affordable since 1980
almost 30 years since new cars were as affordable as they are today.
the automotive industry is in its worst sales drought in more than a decade, but
that could be good news if you are in the market for a new ride.
|Reader poll results
That's because the combination of dismal
sales and increased competition between automakers has forced them to make cars
more affordable to the average family since 1980 -- except for a brief sales tumble
following the Sept. 11 terrorist attacks. Watch related video
According to Comerica
Bank's Auto Affordability Index, a new vehicle today averages $27,704, including
finance charges. Based on the typical family's income of about $61,000, that translates
to almost 23.1 weeks of income. That is down 1.9 weeks from a year ago, and almost
eight weeks below the peak of nearly 31 weeks registered by the index in 1994.
“In previous cycles, people had been drawing off the equity in their homes to supplement their (car) buying power, but that is just not an option anymore.”
gasoline prices soaring, interest rates on car loans rising, and the economy wobbly,
those consumers who are still in the market for a new vehicle are opting for less
expensive models, wrote Dana Johnson, Comerica's chief economist, in the study.
"It's a buyers market, and the producers are being forced to offer bigger
discounts in one form or another." He says consumers are holding down costs
by driving smaller cars, reflected by the fact that the average amount spent on

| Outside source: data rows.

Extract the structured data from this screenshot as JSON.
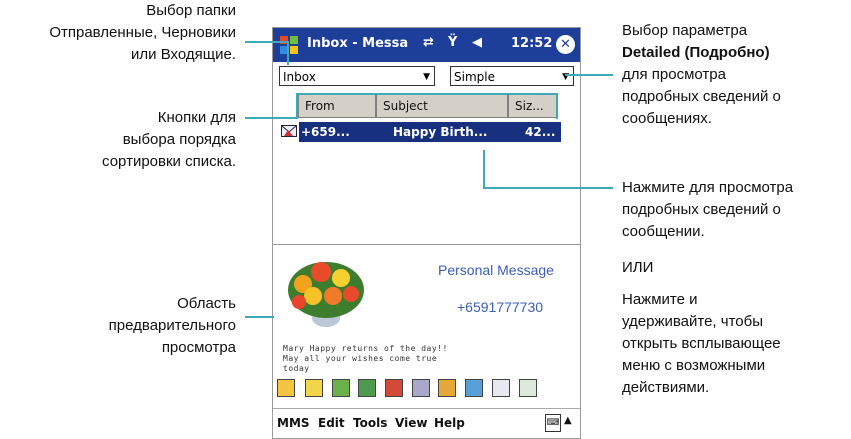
{
  "annotations": {
    "folder_select": [
      "Выбор папки",
      "Отправленные, Черновики",
      "или Входящие."
    ],
    "sort_buttons": [
      "Кнопки для",
      "выбора порядка",
      "сортировки списка."
    ],
    "preview_area": [
      "Область",
      "предварительного",
      "просмотра"
    ],
    "detailed_param": {
      "line1": "Выбор параметра",
      "line2_bold": "Detailed (Подробно)",
      "line3": "для просмотра",
      "line4": "подробных сведений о",
      "line5": "сообщениях."
    },
    "tap_message": [
      "Нажмите для просмотра",
      "подробных сведений о",
      "сообщении."
    ],
    "or_label": "ИЛИ",
    "hold_message": [
      "Нажмите и",
      "удерживайте, чтобы",
      "открыть всплывающее",
      "меню с возможными",
      "действиями."
    ]
  },
  "device": {
    "title": "Inbox - Messa",
    "time": "12:52",
    "folder_combo": "Inbox",
    "view_combo": "Simple",
    "columns": [
      "From",
      "Subject",
      "Siz..."
    ],
    "message": {
      "from": "+659...",
      "subject": "Happy Birth...",
      "size": "42..."
    },
    "preview": {
      "title": "Personal Message",
      "number": "+6591777730",
      "text": "Mary Happy returns of the day!! May all your wishes come true today"
    },
    "menu": [
      "MMS",
      "Edit",
      "Tools",
      "View",
      "Help"
    ]
  },
  "colors": {
    "titlebar": "#1d3f9a",
    "selection": "#16307e",
    "leader_lines": "#3fa9b6",
    "preview_text": "#3b5fb5"
  }
}
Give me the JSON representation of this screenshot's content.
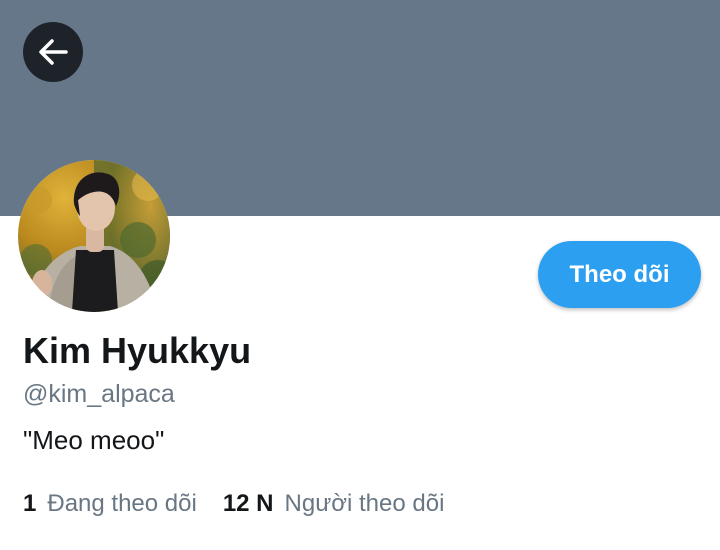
{
  "header": {
    "back_icon": "arrow-left-icon",
    "banner_color": "#66778a"
  },
  "profile": {
    "display_name": "Kim Hyukkyu",
    "handle": "@kim_alpaca",
    "bio": "\"Meo meoo\"",
    "follow_label": "Theo dõi",
    "accent_color": "#2c9ff0"
  },
  "stats": {
    "following_count": "1",
    "following_label": "Đang theo dõi",
    "followers_count": "12 N",
    "followers_label": "Người theo dõi"
  }
}
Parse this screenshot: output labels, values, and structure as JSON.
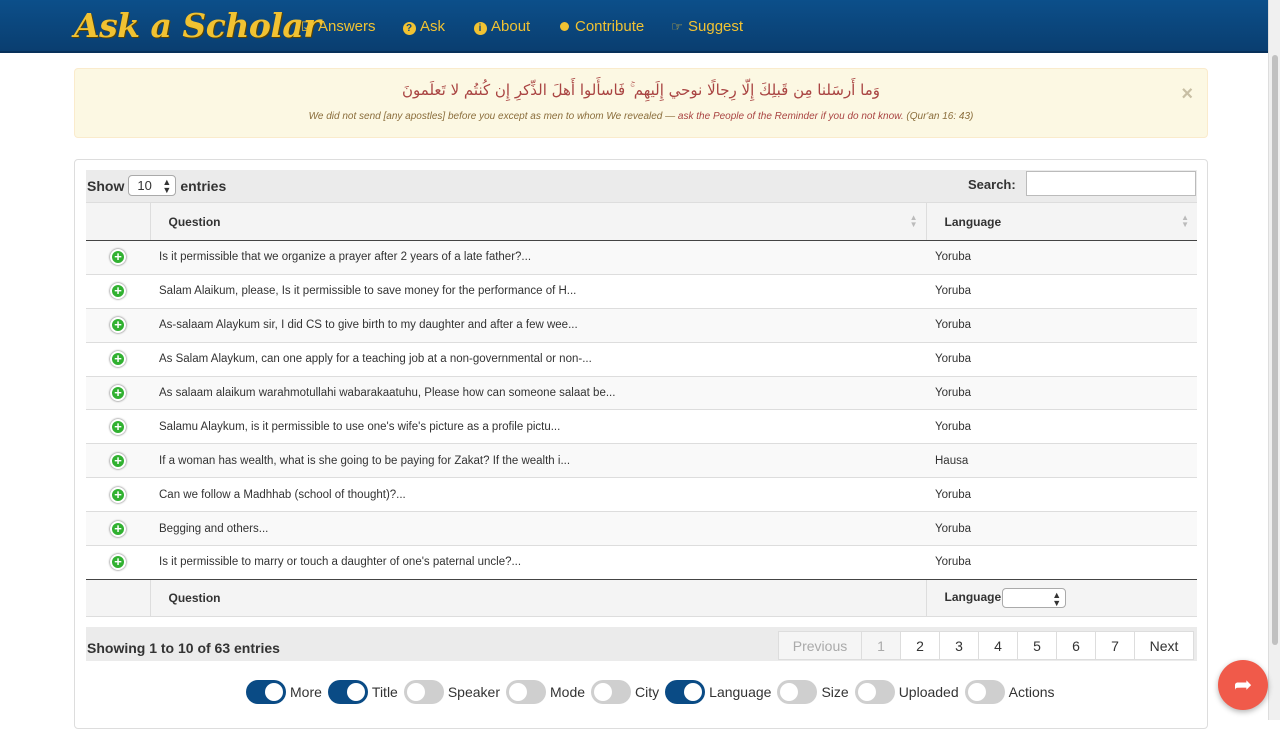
{
  "brand": "Ask a Scholar",
  "nav": [
    {
      "label": "Answers",
      "icon": "check-square-icon",
      "glyph": "☑"
    },
    {
      "label": "Ask",
      "icon": "question-circle-icon",
      "glyph": "?"
    },
    {
      "label": "About",
      "icon": "info-circle-icon",
      "glyph": "i"
    },
    {
      "label": "Contribute",
      "icon": "user-icon",
      "glyph": "👤"
    },
    {
      "label": "Suggest",
      "icon": "thumbs-up-icon",
      "glyph": "☞"
    }
  ],
  "alert": {
    "arabic": "وَما أَرسَلنا مِن قَبلِكَ إِلّا رِجالًا نوحي إِلَيهِم ۚ فَاسأَلوا أَهلَ الذِّكرِ إِن كُنتُم لا تَعلَمونَ",
    "translation_part1": "We did not send [any apostles] before you except as men to whom We revealed — ",
    "translation_part2": "ask the People of the Reminder if you do not know.",
    "translation_part3": " (Qur'an 16: 43)",
    "close": "×"
  },
  "table": {
    "show_label": "Show",
    "entries_value": "10",
    "entries_label": "entries",
    "search_label": "Search:",
    "search_value": "",
    "headers": {
      "question": "Question",
      "language": "Language"
    },
    "rows": [
      {
        "question": "Is it permissible that we organize a prayer after 2 years of a late father?...",
        "language": "Yoruba"
      },
      {
        "question": "Salam Alaikum, please, Is it permissible to save money for the performance of H...",
        "language": "Yoruba"
      },
      {
        "question": "As-salaam Alaykum sir, I did CS to give birth to my daughter and after a few wee...",
        "language": "Yoruba"
      },
      {
        "question": "As Salam Alaykum, can one apply for a teaching job at a non-governmental or non-...",
        "language": "Yoruba"
      },
      {
        "question": "As salaam alaikum warahmotullahi wabarakaatuhu, Please how can someone salaat be...",
        "language": "Yoruba"
      },
      {
        "question": "Salamu Alaykum, is it permissible to use one's wife's picture as a profile pictu...",
        "language": "Yoruba"
      },
      {
        "question": "If a woman has wealth, what is she going to be paying for Zakat? If the wealth i...",
        "language": "Hausa"
      },
      {
        "question": "Can we follow a Madhhab (school of thought)?...",
        "language": "Yoruba"
      },
      {
        "question": "Begging and others...",
        "language": "Yoruba"
      },
      {
        "question": "Is it permissible to marry or touch a daughter of one's paternal uncle?...",
        "language": "Yoruba"
      }
    ],
    "footer": {
      "question": "Question",
      "language": "Language",
      "language_filter": ""
    },
    "info": "Showing 1 to 10 of 63 entries",
    "pagination": {
      "previous": "Previous",
      "pages": [
        "1",
        "2",
        "3",
        "4",
        "5",
        "6",
        "7"
      ],
      "current": "1",
      "next": "Next"
    }
  },
  "column_toggles": [
    {
      "label": "More",
      "on": true
    },
    {
      "label": "Title",
      "on": true
    },
    {
      "label": "Speaker",
      "on": false
    },
    {
      "label": "Mode",
      "on": false
    },
    {
      "label": "City",
      "on": false
    },
    {
      "label": "Language",
      "on": true
    },
    {
      "label": "Size",
      "on": false
    },
    {
      "label": "Uploaded",
      "on": false
    },
    {
      "label": "Actions",
      "on": false
    }
  ],
  "fab": {
    "icon": "share-icon",
    "glyph": "➦"
  },
  "colors": {
    "navbar": "#0c4f8a",
    "brand": "#f1c232",
    "alert_bg": "#fcf8e3",
    "alert_text": "#a94442",
    "toggle_on": "#0a4b85",
    "fab": "#f05a4a",
    "plus": "#31b131"
  }
}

a new car in the first quarter of 2008 was $24,627, the lowest average in the
past 2.5 years.
Weak sales are the main driver forcing prices

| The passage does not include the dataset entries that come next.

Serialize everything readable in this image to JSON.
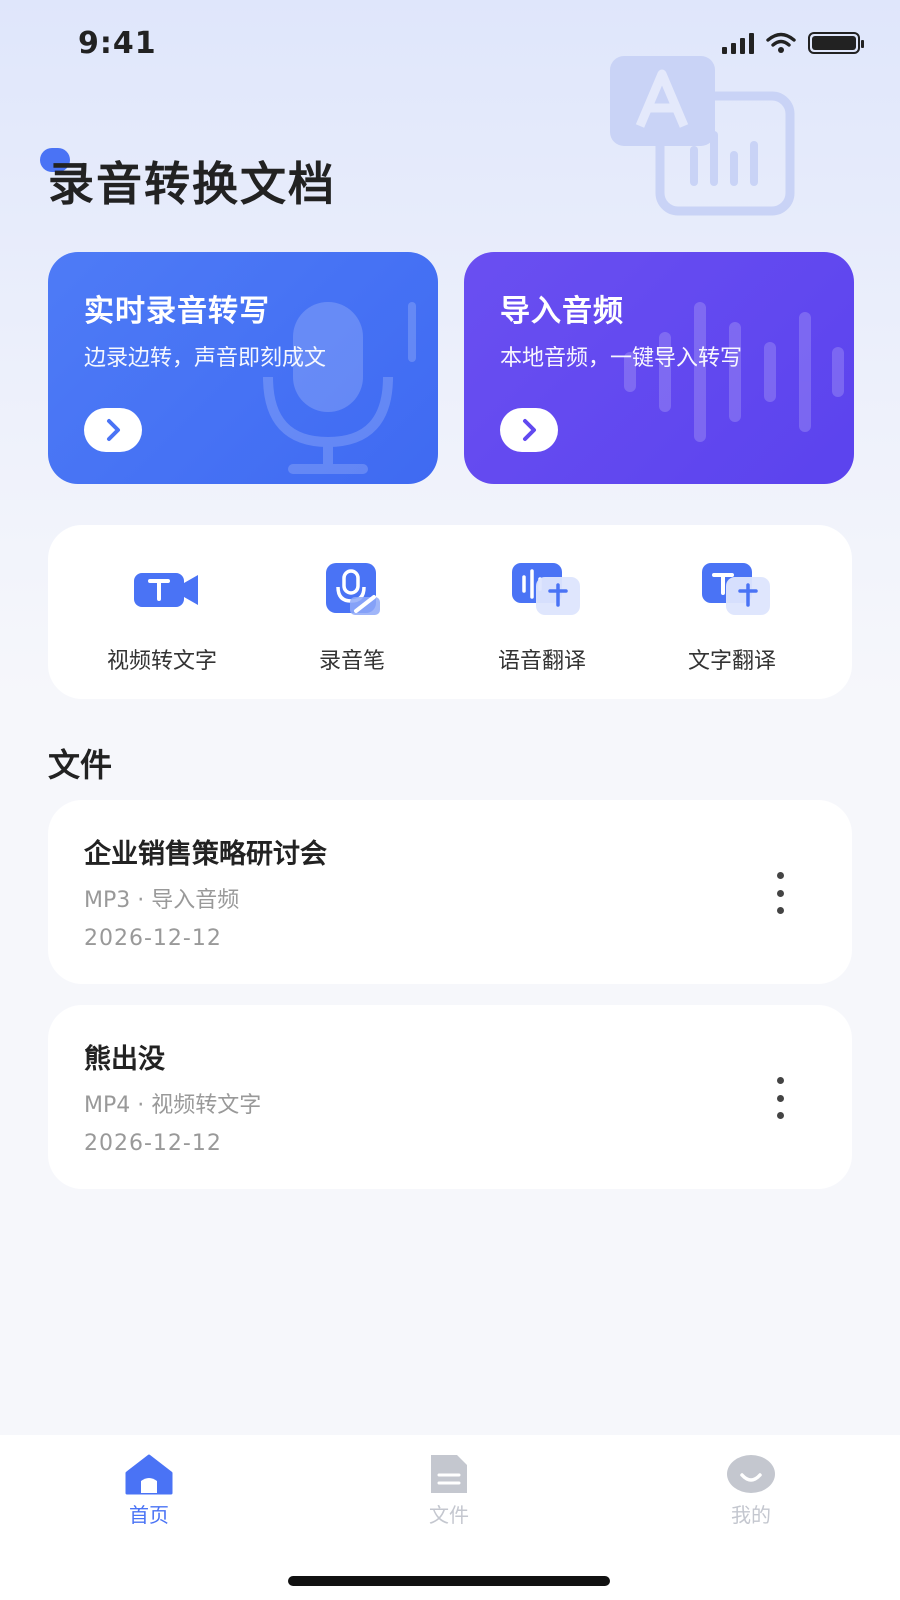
{
  "status": {
    "time": "9:41"
  },
  "header": {
    "title": "录音转换文档"
  },
  "cards": [
    {
      "title": "实时录音转写",
      "subtitle": "边录边转，声音即刻成文",
      "color": "#4a73f5"
    },
    {
      "title": "导入音频",
      "subtitle": "本地音频，一键导入转写",
      "color": "#6149f0"
    }
  ],
  "tools": [
    {
      "label": "视频转文字",
      "icon": "video-text-icon"
    },
    {
      "label": "录音笔",
      "icon": "recorder-pen-icon"
    },
    {
      "label": "语音翻译",
      "icon": "voice-translate-icon"
    },
    {
      "label": "文字翻译",
      "icon": "text-translate-icon"
    }
  ],
  "files_section": {
    "title": "文件"
  },
  "files": [
    {
      "name": "企业销售策略研讨会",
      "meta": "MP3 · 导入音频",
      "date": "2026-12-12"
    },
    {
      "name": "熊出没",
      "meta": "MP4 · 视频转文字",
      "date": "2026-12-12"
    }
  ],
  "tabbar": {
    "items": [
      {
        "label": "首页",
        "icon": "home-icon",
        "active": true
      },
      {
        "label": "文件",
        "icon": "document-icon",
        "active": false
      },
      {
        "label": "我的",
        "icon": "profile-icon",
        "active": false
      }
    ],
    "active_color": "#4a73f5",
    "inactive_color": "#c4c7cf"
  }
}
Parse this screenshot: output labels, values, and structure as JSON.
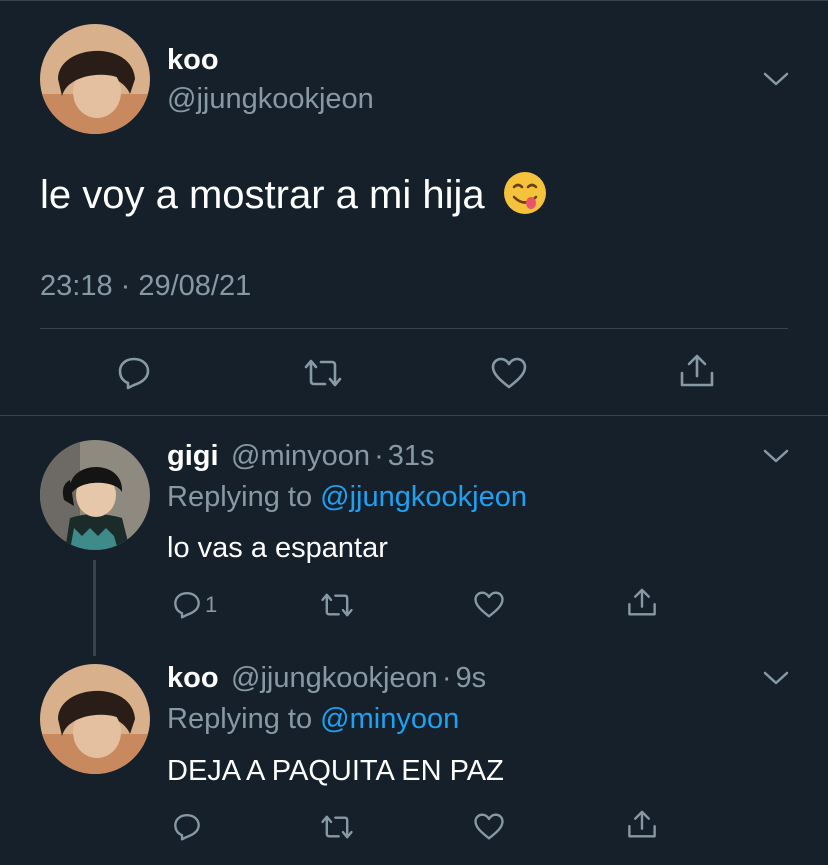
{
  "main_tweet": {
    "author_name": "koo",
    "author_handle": "@jjungkookjeon",
    "text": "le voy a mostrar a mi hija",
    "emoji": "😋",
    "timestamp": "23:18 · 29/08/21",
    "avatar_icon": "profile-photo"
  },
  "replies": [
    {
      "author_name": "gigi",
      "author_handle": "@minyoon",
      "separator": "·",
      "age": "31s",
      "replying_prefix": "Replying to ",
      "replying_to": "@jjungkookjeon",
      "text": "lo vas a espantar",
      "reply_count": "1"
    },
    {
      "author_name": "koo",
      "author_handle": "@jjungkookjeon",
      "separator": "·",
      "age": "9s",
      "replying_prefix": "Replying to ",
      "replying_to": "@minyoon",
      "text": "DEJA A PAQUITA EN PAZ",
      "reply_count": ""
    }
  ],
  "colors": {
    "background": "#15202b",
    "text": "#ffffff",
    "muted": "#8899a6",
    "link": "#1da1f2",
    "divider": "#38444d"
  },
  "icons": [
    "reply-icon",
    "retweet-icon",
    "like-icon",
    "share-icon",
    "chevron-down-icon"
  ]
}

down, with sales of new vehicles down more than 18 percent from a year ago.
sales haven't been as low as they were in June in 15 years," says Sophia Koropeckyj,

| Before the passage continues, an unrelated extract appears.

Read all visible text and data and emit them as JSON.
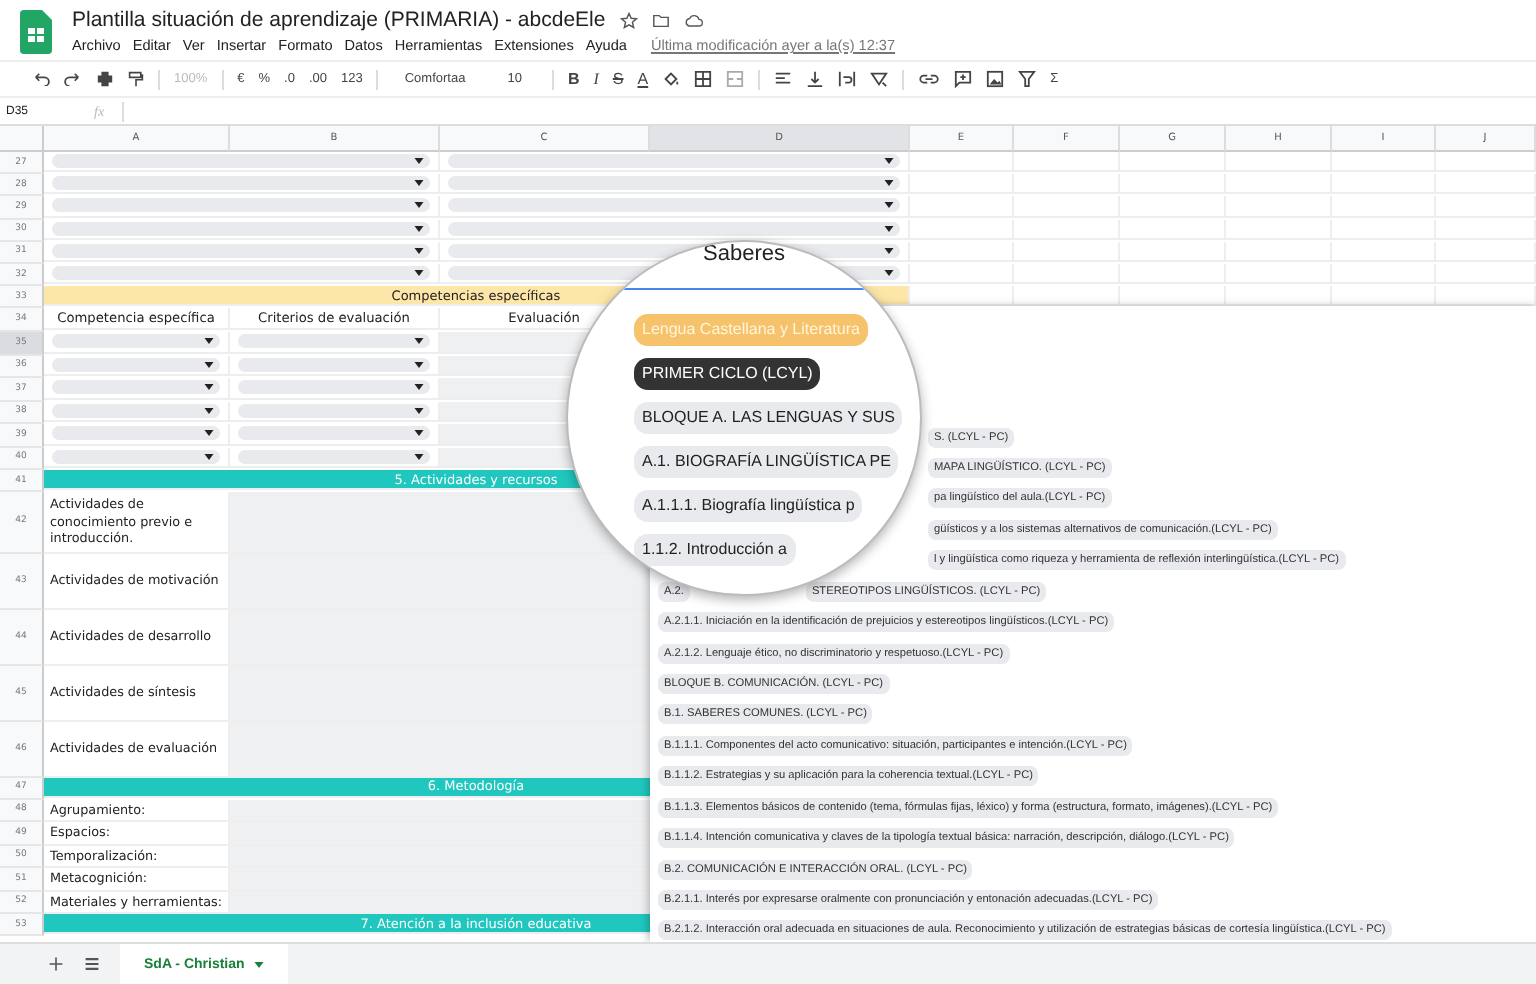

an economist for Moody's Economy.com.
|Auto affordability index
Koropeckyj says those
soft sales numbers come as a direct result of a soft economy, particularly when
it comes to job numbers.
"Employment is weak. People who lost
their job(s) can't buy a car, and people who haven't lost their job(s) are working
fewer hours," she says. "In previous cycles, people had been drawing off the equity
in their homes to supplement their buying power, but that is just not an option
With such economic uncertainty, many people are opting
for used cars instead of shiny new ones, which does nothing for the auto manufacturers,
who have new vehicles continuously spewing off assembly lines, says Philip Reed,
senior consumer advice editor for Edmunds.com.